Covid-19: Advice for tests, masks, isolation as cases rise in France

‘We must still remember that Covid is a virus that can cause severe illness’

Masks, vaccination, testing - what should people do now that cases of Covid are rising again?

Health specialists in France have shared advice on how the public should behave amid rising Covid cases and hospitalisations, including on whether to test, self-isolate, or wear masks. 

After a lull since the end of 2023, Covid is currently spreading again, with a rise in positive PCR tests in laboratories and hospitals. Waste water testing has also revealed a higher presence. 

Read also: Why Covid-19 hospital cases are rising again in France 
Read also: Covid-19 in France: Hospital consultations remain low, but rising

“This resurgence is linked to a combination of factors: slightly more transmissible variants, poorer immunity, and seasonal events that encourage interaction and hence transmission of the virus," said epidemiologist Dr Justine Schaeffer, from Santé publique France (SPF), to Le Figaro.

So far, the impact on the hospital system remains low, with 770 hospital admissions for suspected Covid in the week beginning June 17, representing 1.1% of all hospital admissions. Yet, Dr Schaeffer warned that even though figures remain low, the risk still remains.

“The virus is spreading and this is not that surprising; this also happened in spring-summer 2023. And while figures are not especially concerning, we must remember that Covid is still an illness that can cause severe conditions,” said Dr Schaeffer.

Do we still need to test?

Testing has significantly decreased since the peak of the pandemic, and a recent SPF showed that a third of people with symptoms had not had a test. 

However, experts recommend that anyone with symptoms should get a test, especially if you could be in contact with an elderly person or someone with a compromised immune system.

 "The most important thing is to get tested if you live next to someone at risk of developing a serious form of the disease, so that you do not unknowingly infect them," said Dr Paul Frappé, president of the GP group le Collège de la médecine générale.

Are older tests still OK to use? 

Many households likely still have boxes of at-home tests in their cupboards, leftover from the pandemic. But these are likely no longer valid, Dr Frappé warned. 

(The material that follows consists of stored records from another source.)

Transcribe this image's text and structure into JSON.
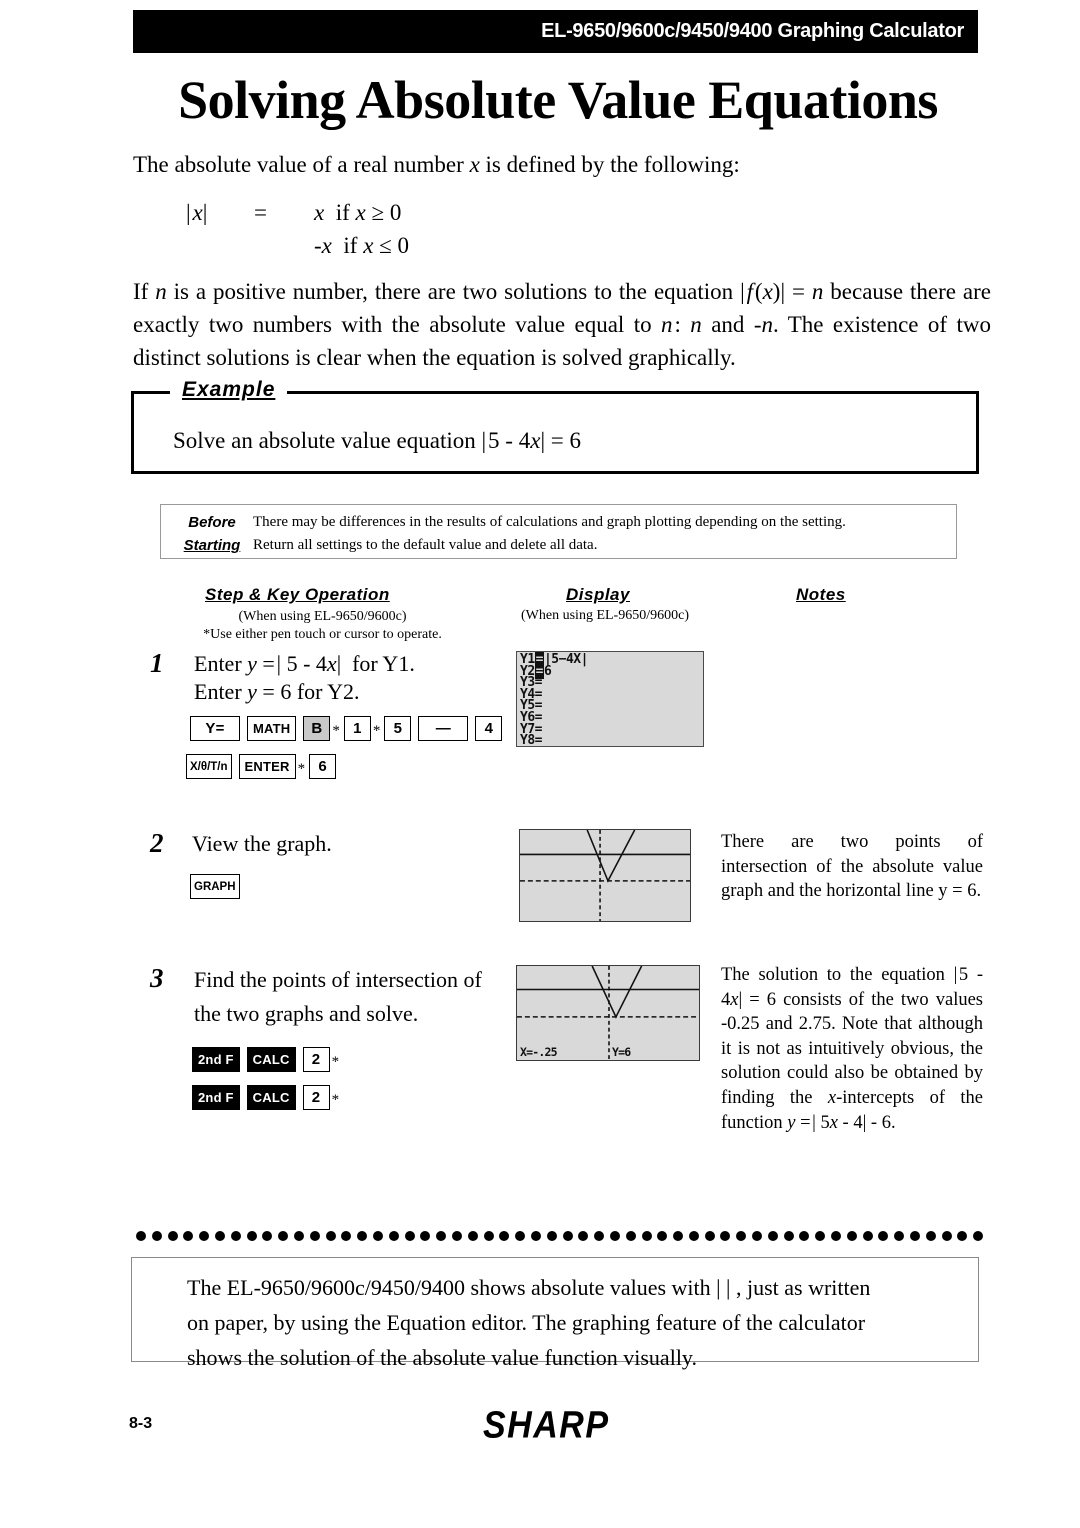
{
  "header": {
    "title": "EL-9650/9600c/9450/9400 Graphing Calculator"
  },
  "page_title": "Solving Absolute Value Equations",
  "intro": {
    "paragraph1": "The absolute value of a real number x is defined by the following:",
    "definition": {
      "lhs": "| x |",
      "equals": "=",
      "case1": "x  if x ≥ 0",
      "case2": "-x  if x ≤ 0"
    },
    "paragraph2": "If n is a positive number, there are two solutions to the equation | f (x) | = n because there are exactly two numbers with the absolute value equal to n : n and -n. The existence of two distinct solutions is clear when the equation is solved graphically."
  },
  "example": {
    "legend": "Example",
    "text": "Solve an absolute value equation | 5 - 4x | = 6"
  },
  "before_starting": {
    "label_line1": "Before",
    "label_line2": "Starting",
    "text_line1": "There may be differences in the results of calculations and graph plotting depending on the setting.",
    "text_line2": "Return all settings to the default value and delete all data."
  },
  "columns": {
    "step_header": "Step & Key Operation",
    "step_sub1": "(When using EL-9650/9600c)",
    "step_sub2": "*Use either pen touch or cursor to operate.",
    "display_header": "Display",
    "display_sub": "(When using EL-9650/9600c)",
    "notes_header": "Notes"
  },
  "steps": [
    {
      "number": "1",
      "text_line1": "Enter y = | 5 - 4x |  for Y1.",
      "text_line2": "Enter y = 6 for Y2.",
      "keys_row1": [
        {
          "label": "Y=",
          "style": "outline",
          "star": false
        },
        {
          "label": "MATH",
          "style": "outline",
          "star": false
        },
        {
          "label": "B",
          "style": "gray",
          "star": true
        },
        {
          "label": "1",
          "style": "outline",
          "star": true
        },
        {
          "label": "5",
          "style": "outline",
          "star": false
        },
        {
          "label": "—",
          "style": "outline",
          "star": false
        },
        {
          "label": "4",
          "style": "outline",
          "star": false
        }
      ],
      "keys_row2": [
        {
          "label": "X/θ/T/n",
          "style": "outline",
          "star": false
        },
        {
          "label": "ENTER",
          "style": "outline",
          "star": true
        },
        {
          "label": "6",
          "style": "outline",
          "star": false
        }
      ],
      "display": {
        "type": "y-editor",
        "lines": [
          {
            "label": "Y1",
            "marker": "=",
            "value": "|5−4X|"
          },
          {
            "label": "Y2",
            "marker": "=",
            "value": "6"
          },
          {
            "label": "Y3",
            "marker": "=",
            "value": ""
          },
          {
            "label": "Y4",
            "marker": "=",
            "value": ""
          },
          {
            "label": "Y5",
            "marker": "=",
            "value": ""
          },
          {
            "label": "Y6",
            "marker": "=",
            "value": ""
          },
          {
            "label": "Y7",
            "marker": "=",
            "value": ""
          },
          {
            "label": "Y8",
            "marker": "=",
            "value": ""
          }
        ]
      },
      "note": ""
    },
    {
      "number": "2",
      "text_line1": "View the graph.",
      "text_line2": "",
      "keys_row1": [
        {
          "label": "GRAPH",
          "style": "outline",
          "star": false
        }
      ],
      "keys_row2": [],
      "display": {
        "type": "graph",
        "readout_x": "",
        "readout_y": ""
      },
      "note": "There are two points of intersection of the absolute value graph and the horizontal line y = 6."
    },
    {
      "number": "3",
      "text_line1": "Find the points of intersection of",
      "text_line2": "the two graphs and solve.",
      "keys_row1": [
        {
          "label": "2nd F",
          "style": "inverse",
          "star": false
        },
        {
          "label": "CALC",
          "style": "inverse",
          "star": false
        },
        {
          "label": "2",
          "style": "outline",
          "star": true
        }
      ],
      "keys_row2": [
        {
          "label": "2nd F",
          "style": "inverse",
          "star": false
        },
        {
          "label": "CALC",
          "style": "inverse",
          "star": false
        },
        {
          "label": "2",
          "style": "outline",
          "star": true
        }
      ],
      "display": {
        "type": "graph",
        "readout_x": "X=-.25",
        "readout_y": "Y=6"
      },
      "note": "The solution to the equation | 5 - 4x | = 6 consists of the two values -0.25 and 2.75. Note that although it is not as intuitively obvious, the solution could also be obtained by finding the x-intercepts of the function y = | 5x - 4 | - 6."
    }
  ],
  "bottom_note": {
    "line1": "The EL-9650/9600c/9450/9400 shows absolute values with |   | , just as written",
    "line2": "on paper, by using the Equation editor. The graphing feature of the calculator",
    "line3": "shows the solution of the absolute value function visually."
  },
  "footer": {
    "page_number": "8-3",
    "brand": "SHARP"
  },
  "colors": {
    "header_bg": "#000000",
    "lcd_bg": "#d9d9d9",
    "lcd_border": "#3a3a3a",
    "gray_key": "#c9c9c9"
  }
}
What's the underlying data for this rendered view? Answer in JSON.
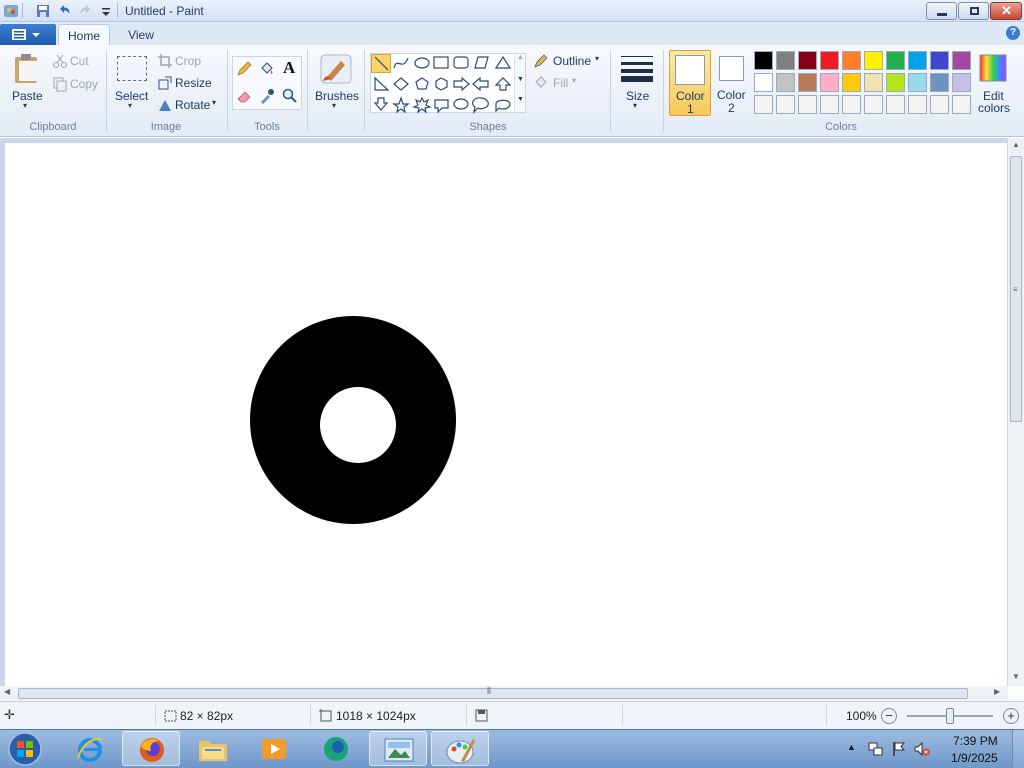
{
  "window": {
    "title": "Untitled - Paint"
  },
  "tabs": [
    {
      "label": "Home"
    },
    {
      "label": "View"
    }
  ],
  "clipboard": {
    "paste": "Paste",
    "cut": "Cut",
    "copy": "Copy",
    "group": "Clipboard"
  },
  "image": {
    "select": "Select",
    "crop": "Crop",
    "resize": "Resize",
    "rotate": "Rotate",
    "group": "Image"
  },
  "tools": {
    "group": "Tools"
  },
  "brushes": {
    "label": "Brushes"
  },
  "shapes": {
    "outline": "Outline",
    "fill": "Fill",
    "group": "Shapes"
  },
  "size": {
    "label": "Size"
  },
  "colors": {
    "color1_line1": "Color",
    "color1_line2": "1",
    "color2_line1": "Color",
    "color2_line2": "2",
    "edit_line1": "Edit",
    "edit_line2": "colors",
    "group": "Colors",
    "color1_value": "#ffffff",
    "color2_value": "#ffffff",
    "palette_row1": [
      "#000000",
      "#7f7f7f",
      "#880015",
      "#ed1c24",
      "#ff7f27",
      "#fff200",
      "#22b14c",
      "#00a2e8",
      "#3f48cc",
      "#a349a4"
    ],
    "palette_row2": [
      "#ffffff",
      "#c3c3c3",
      "#b97a57",
      "#ffaec9",
      "#ffc90e",
      "#efe4b0",
      "#b5e61d",
      "#99d9ea",
      "#7092be",
      "#c8bfe7"
    ],
    "palette_row3": [
      "#f3f3f3",
      "#f3f3f3",
      "#f3f3f3",
      "#f3f3f3",
      "#f3f3f3",
      "#f3f3f3",
      "#f3f3f3",
      "#f3f3f3",
      "#f3f3f3",
      "#f3f3f3"
    ]
  },
  "canvas_content": {
    "shape": "ring",
    "ring_color": "#000000",
    "hole_color": "#ffffff"
  },
  "status": {
    "selection_size": "82 × 82px",
    "canvas_size": "1018 × 1024px",
    "zoom": "100%"
  },
  "taskbar": {
    "time": "7:39 PM",
    "date": "1/9/2025"
  }
}
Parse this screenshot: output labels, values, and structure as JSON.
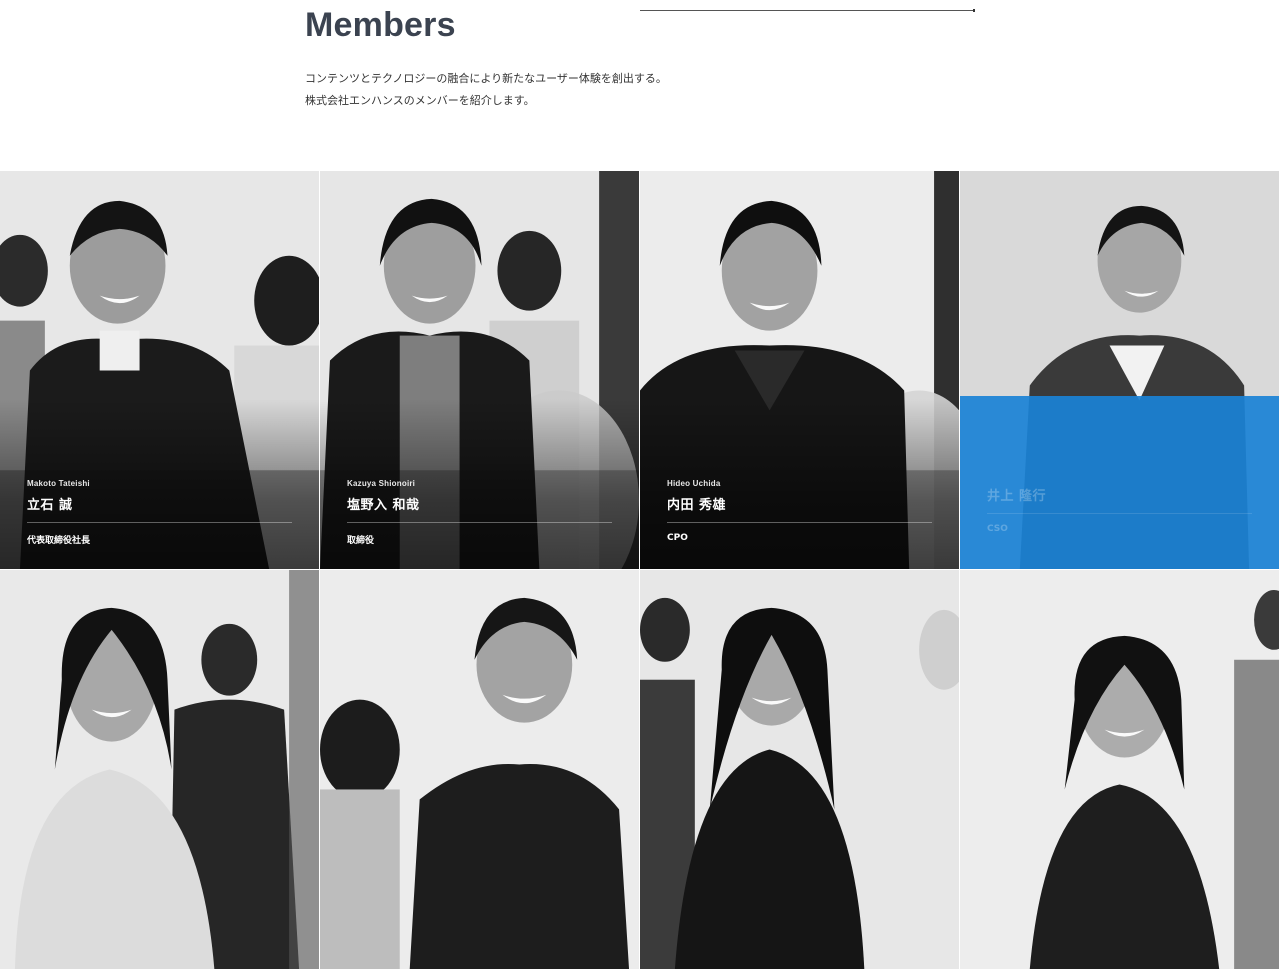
{
  "page": {
    "title": "Members",
    "intro_lines": [
      "コンテンツとテクノロジーの融合により新たなユーザー体験を創出する。",
      "株式会社エンハンスのメンバーを紹介します。"
    ]
  },
  "colors": {
    "accent": "#1a82d6",
    "heading": "#3b4350"
  },
  "members": [
    {
      "name_en": "Makoto Tateishi",
      "name_jp": "立石 誠",
      "role": "代表取締役社長"
    },
    {
      "name_en": "Kazuya Shionoiri",
      "name_jp": "塩野入 和哉",
      "role": "取締役"
    },
    {
      "name_en": "Hideo Uchida",
      "name_jp": "内田 秀雄",
      "role": "CPO"
    },
    {
      "name_en": "",
      "name_jp": "井上 隆行",
      "role": "CSO"
    }
  ]
}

"They still work on the new variants, but they have a shelf life,” he said. Depending on the manufacturer, tests expire from between six months and two years after the date of manufacture. Older at-home lateral flow tests may show a false negative.

"A negative self-test does not mean that you do not have Covid, or any other infectious disease," said Dr Schaeffer.

Should people get PCR tests?

PCR tests (those done with a swab, by health professionals) are considered to be more effective and accurate than at-home lateral flow tests.

Similarly, you can be tested for Covid at the same time as other conditions.

"Today, Covid, influenza and bronchiolitis are tested in parallel,” said Dr Schaeffer. “In the case of Covid, for example, doctors can prescribe Paxlovid to people who are at high risk of progressing to a severe form.” 

Paxlovid (nirmatrelvir or ritonavir) is an antiviral drug from laboratory Pfizer. It is the only medicine that GPs can prescribe to people who are at risk of developing a severe form of the virus.

Do people need to self-isolate?

While there are no longer any rules in place that require people with Covid to self-isolate, it is still recommended by health professionals, to prevent the virus from spreading to vulnerable individuals.

“You have to use your common sense," said Dr Schaeffer. “If you have a respiratory infection of any kind, the fewer people you see, the less chance you have of passing it on to others.”

Should people still wear masks?

People who test positive but who cannot self-isolate are recommended to wear masks in public and around vulnerable people. Wearing a mask even if you are not ill may also provide you with some protection in public.

"Whether you've been tested or not, whether you've got Covid or something else, putting on a mask when you have respiratory symptoms is never a waste of time,” said xx Schaeffer. “Any mask is better than none, but the more advanced the equipment, the better the protection.”

Other preventative measures, including hand washing and keeping spaces isolated is also key, said Dr Frappé.

What is the vaccination situation? 

Vaccination is still recommended, particularly for people at higher risk (people aged 65 and over, and/or with health problems). 

People aged over 80 and those with immunodeficiency should have a booster dose in the spring, three months after their last dose, to ensure they are still fully protected.

Read also: Next Covid vaccination campaign to begin in France

“An annual campaign is organised in autumn, at the same time as for influenza, with a vaccine adapted to the variants in circulation,” said Dr Schaeffer.